Photo by Marcus Aurelius
From being a practical addition to complex yet appealing staples, design accessibility in construction is more than just aiming for equity and boosted well-being. The evolution of how architecture and design can cater to a diverse number of users exponentially.
People with disabilities need access to navigate their surroundings more easily. When they’re able to perceive, comprehend, and interact with the world around them, they won’t feel excluded. This wouldn’t be possible decades ago had it not been for dedicated advocates who pushed for inclusivity. As a result, design accessibility guidelines have been implemented.
They are standards that apply to every public, commercial, and government facility, such as installing wheelchair and curb ramps, handrails, non-slip flooring, etc. The rising need for those structural elements caused a growth in how designers incorporate design accessibility. Now, it has become an integral part of any design consideration which contributes to the well-being of those who once find daily living unattainable.
Disabled architects and designers themselves came up with holistic approaches to the problem. Design accessibility is more than just straight grab rails and signage in every corner. It must be harmonious with the aesthetic to make it homier and not stuffy. For instance, a public or commercial space catered to the disabled doesn’t have to look like a gloomy hospital.
What exactly is design accessibility?
Also known as “universal design,” it pertains to structures, products, or any built environment that can be accessed by every individual – regardless of age, mobility, and stature. It’s also known as “inclusive design” since it covers unconventional users outside societal norms. According to experts, implementing a thoughtful design is a simple matter.
Many design innovations have focused too much on band-aid solutions without thoroughly looking at the larger picture. The accessible design will always be about the users’ wellness. With this progressive evolution of inclusivity, even offices are taking the accessible approach too. It provides PWDs and the elderly with relief and safety without being isolated. And so far, it is an approach that works wonders.
Most importantly, design accessibility is all about respect. People recognize the need for wheelchair users to make entering a building easier or for blind people not to lose their way. A built environment centered around consideration is a good space where it can make users feel welcome.
Will accessibility be relevant in the years to come?
The question shouldn’t be about whether it can be relevant – it has to be a permanent, long-term solution. An accessible design should be part of everyone’s experience, as it is an essential lifestyle. A beautiful and naturally done environment for even the disparaged goes a long way. And to execute this well, the priority is to do it with style.

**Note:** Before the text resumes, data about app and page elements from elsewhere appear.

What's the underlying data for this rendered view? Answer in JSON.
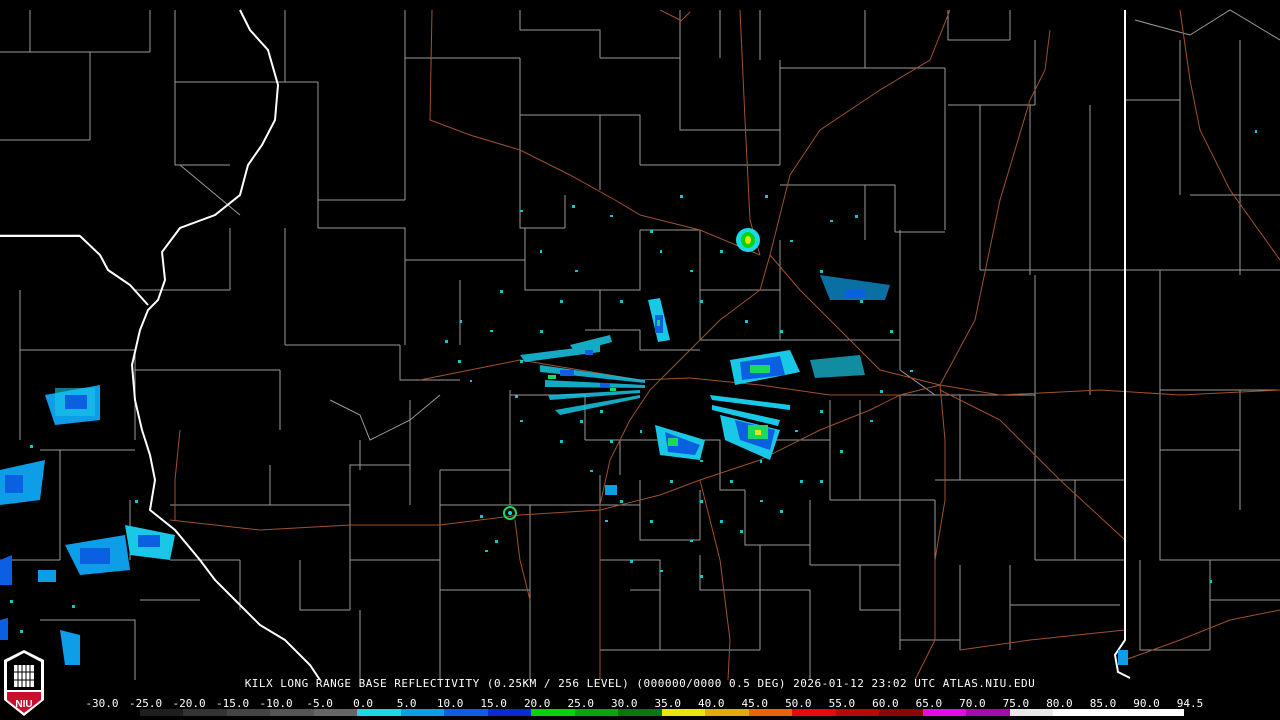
{
  "header": {
    "caption": "KILX LONG RANGE BASE REFLECTIVITY (0.25KM / 256 LEVEL) (000000/0000 0.5 DEG) 2026-01-12 23:02 UTC  ATLAS.NIU.EDU"
  },
  "scale": {
    "labels": [
      "-30.0",
      "-25.0",
      "-20.0",
      "-15.0",
      "-10.0",
      "-5.0",
      "0.0",
      "5.0",
      "10.0",
      "15.0",
      "20.0",
      "25.0",
      "30.0",
      "35.0",
      "40.0",
      "45.0",
      "50.0",
      "55.0",
      "60.0",
      "65.0",
      "70.0",
      "75.0",
      "80.0",
      "85.0",
      "90.0",
      "94.5"
    ],
    "colors": [
      "#000000",
      "#1e1e1e",
      "#333333",
      "#444444",
      "#555555",
      "#666666",
      "#19d9e6",
      "#0e9ee8",
      "#0a60e0",
      "#0a2ad8",
      "#0ad20a",
      "#08a608",
      "#067a06",
      "#e6e60a",
      "#e6a80a",
      "#e6660a",
      "#e60a0a",
      "#b80808",
      "#8a0606",
      "#e60ae6",
      "#a00ab0",
      "#e8e8e8",
      "#ffffff",
      "#ffffff",
      "#ffffff"
    ]
  },
  "logo": {
    "text": "NIU"
  },
  "colors": {
    "background": "#000000",
    "county_lines": "#9a9a9a",
    "state_lines": "#ffffff",
    "highways": "#a0522d"
  }
}
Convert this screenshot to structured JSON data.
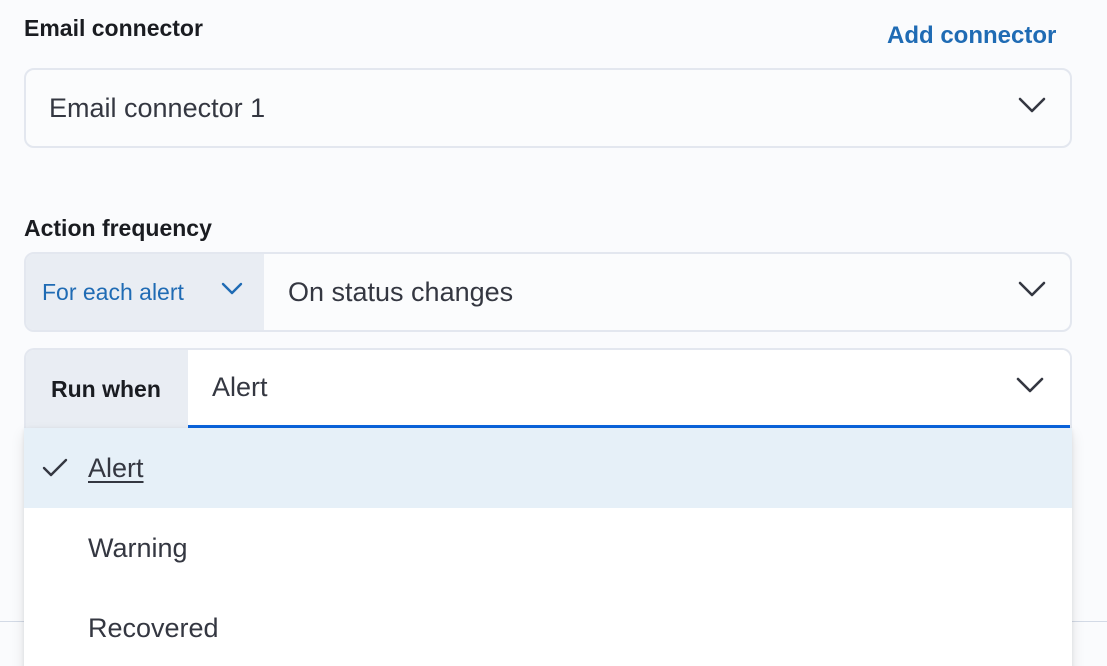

While the welfare of users is crucial, so is the mobility of the disabled and elderly. There are several unforeseen problems that residential architects and designers sometimes overlook, and that’s why it needs to be constantly discussed, researched, shown, and applied.
Achieve design accessibility with Phinesse Construction!
Living in a space that can’t assist an impaired person’s needs and daily activities shouldn’t remain in this day and age. Thankfully, Phinesse Construction does accessibility modifications in Ontario, Canada. We understand the value of maximizing independence for the disabled in their home. Since there are different forms of physical impairments, it’s only fitting for our company to address those needs and create design solutions that are seamless and functional.
Improving one’s lifestyle not only means beautifying the ins and outs of the home. It also enhances the quality of life for all the users, including the elderly and disabled, so they can live barrier-free. Phinesse Construction also works closely with clients to provide simple home modifications that make design accessibility possible.
We cover the modification services where we can incorporate accessible design in areas like the bathroom, kitchen, and hallways. We also install accessible lighting fixtures that operate via motion sensors placed in critical locations. Phinesse Construction ensures that safety is in check as we also adjust doorways, make changes with threshold decks/ramps, and install pocket doors for easier access between different locations.
Design accessibility doesn’t have to be a struggle. Our goal is to be inclusive, regardless of anyone’s age and condition. Phinesse Construction is your best partner in making your home more user-friendly and universally accommodating.